Yesterday evening, Blizzard announced a fundamental change to the way that Hearthstone will be played following the release of the new expansion. After this point, competitive play will be split into two different formats: Wild and Standard.
In the former, you’ll be able to use any cards you wish – from the entirety of Hearthstone’s expansion history – in order to build your deck. In the latter, you’ll only be able to use cards from the Basic and Classic sets, along with cards from expansions released in the current or previous year. There are lots of finer details involved with these planned changes, and we recommend getting up to speed by reading the official announcement and FAQ.
What do we think this news means for the playerbase though, and what impact will it have on the future of the game?
Overall, we feel the changes are a positive step forwards for the community. Hearthstone needs a constant influx of new players in order to both grow and remain relevant, and these sorts of format changes have been hinted at for some time. The card collection paywall for new players has been acknowledged in the past, and these changes feel instinctively like the least disruptive way to solve a large and deepening problem.
In terms of how the playerbase is divided, in the first Year (the so-called Year of the Kraken), we expect both Wild and Standard modes to enjoy a great deal of popularity, with newcomers naturally gravitating towards the latter format. As for our own coverage, we’ll be tracking the metagame of both Standard and Wild in separate deck round-ups, with even more deck guides to help you stay on top of the competition – whichever path you choose to travel on the road to Legend.
Once the second Year begins, however, we think the audience will begin to skew more heavily towards the Standard format. It is Blizzard‘s default “official” mode for the game when it comes to ranking for tournaments, after all, and gameplay balancing will be focused on this area. From this point, we think Wild will become increasingly….well, wild, imbalanced and combo-fuelled. Still fun, in other words, but less crucial to Blizzard‘s vision for the game, and with a smaller sub-community.
As for the subject of balancing, we’re intrigued to see what happens to the Hero-specific and neutral Basic cards that Blizzard has promised will be revisited and refined. With a stated desire to improve the health and diversity of Hearthstone’s metagame, are some of the more powerful cards like Flamestrike or Fiery War Axe about to be softened?
This is fundamental stuff for the team to be tinkering around with, and getting these changes right the first time around is crucial if the new player experience is to be protected.

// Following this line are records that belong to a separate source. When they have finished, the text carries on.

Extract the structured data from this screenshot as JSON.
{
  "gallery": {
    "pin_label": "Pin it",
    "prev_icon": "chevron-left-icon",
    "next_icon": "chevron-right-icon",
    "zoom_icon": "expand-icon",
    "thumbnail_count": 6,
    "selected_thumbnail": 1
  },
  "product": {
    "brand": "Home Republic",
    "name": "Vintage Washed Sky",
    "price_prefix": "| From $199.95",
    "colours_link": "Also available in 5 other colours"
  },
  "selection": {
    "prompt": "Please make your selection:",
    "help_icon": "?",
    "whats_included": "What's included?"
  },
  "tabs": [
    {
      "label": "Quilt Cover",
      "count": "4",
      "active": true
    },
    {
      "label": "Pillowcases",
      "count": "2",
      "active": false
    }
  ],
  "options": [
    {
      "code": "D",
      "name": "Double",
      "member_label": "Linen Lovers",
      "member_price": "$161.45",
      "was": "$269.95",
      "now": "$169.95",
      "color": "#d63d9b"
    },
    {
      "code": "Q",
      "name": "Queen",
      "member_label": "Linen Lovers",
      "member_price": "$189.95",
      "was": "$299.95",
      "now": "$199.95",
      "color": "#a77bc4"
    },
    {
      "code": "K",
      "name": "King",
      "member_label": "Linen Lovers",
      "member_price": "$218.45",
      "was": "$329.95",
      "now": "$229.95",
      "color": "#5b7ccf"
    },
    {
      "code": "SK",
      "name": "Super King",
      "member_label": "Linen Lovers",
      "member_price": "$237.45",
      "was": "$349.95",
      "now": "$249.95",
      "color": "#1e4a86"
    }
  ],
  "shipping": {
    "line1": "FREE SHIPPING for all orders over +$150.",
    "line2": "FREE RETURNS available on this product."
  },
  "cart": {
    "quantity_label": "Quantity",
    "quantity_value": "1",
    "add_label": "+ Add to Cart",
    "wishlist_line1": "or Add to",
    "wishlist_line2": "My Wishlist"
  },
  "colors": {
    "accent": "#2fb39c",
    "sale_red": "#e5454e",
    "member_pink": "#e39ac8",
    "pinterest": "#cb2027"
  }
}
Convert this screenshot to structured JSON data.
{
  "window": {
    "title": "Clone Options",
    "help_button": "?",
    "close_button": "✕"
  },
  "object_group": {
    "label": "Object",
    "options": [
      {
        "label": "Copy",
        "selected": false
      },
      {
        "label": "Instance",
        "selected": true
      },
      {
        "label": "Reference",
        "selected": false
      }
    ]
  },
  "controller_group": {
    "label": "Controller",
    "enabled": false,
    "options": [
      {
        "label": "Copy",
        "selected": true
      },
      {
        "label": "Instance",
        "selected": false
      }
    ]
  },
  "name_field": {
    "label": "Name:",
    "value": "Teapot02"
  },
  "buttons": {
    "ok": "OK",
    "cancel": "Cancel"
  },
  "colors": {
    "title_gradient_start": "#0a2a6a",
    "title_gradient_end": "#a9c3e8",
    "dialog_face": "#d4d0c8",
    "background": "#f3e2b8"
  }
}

It’s hard to imagine another window of opportunity for the team to make this kind of dramatic re-appraisal of Hearthstone’s foundational cards, and reverting or amending any of these changes will cause confusion and a loss of confidence.
As for losing more and more established and popular cards in Standard format over time, there’s something else worth considering. Are we really sure we’ll all be as sorry as we think we will to see the departure of Dr. Boom? He may well be the default, recommended first Legendary for players to craft – and that makes for a dull metagame for newcomers and veterans alike – but he also introduces elements of random interaction on the board which add some degree of vitality. Isn’t he arguably a symptom of a different problem – a lack of other options for the Mana slot?
In that sense, the proposed changes lay a heavy gauntlet down for Blizzard. If the developers can use this segregation of the Hearthstone audience to create a truly dynamic metagame, and fix these issues of card diversity, it will be an exciting evolution for the game. Otherwise it feels as though the problem is simply being delayed for another day. We’ll get the first signs of how the team intends to meet that challenge when the new expansion is revealed in the coming weeks.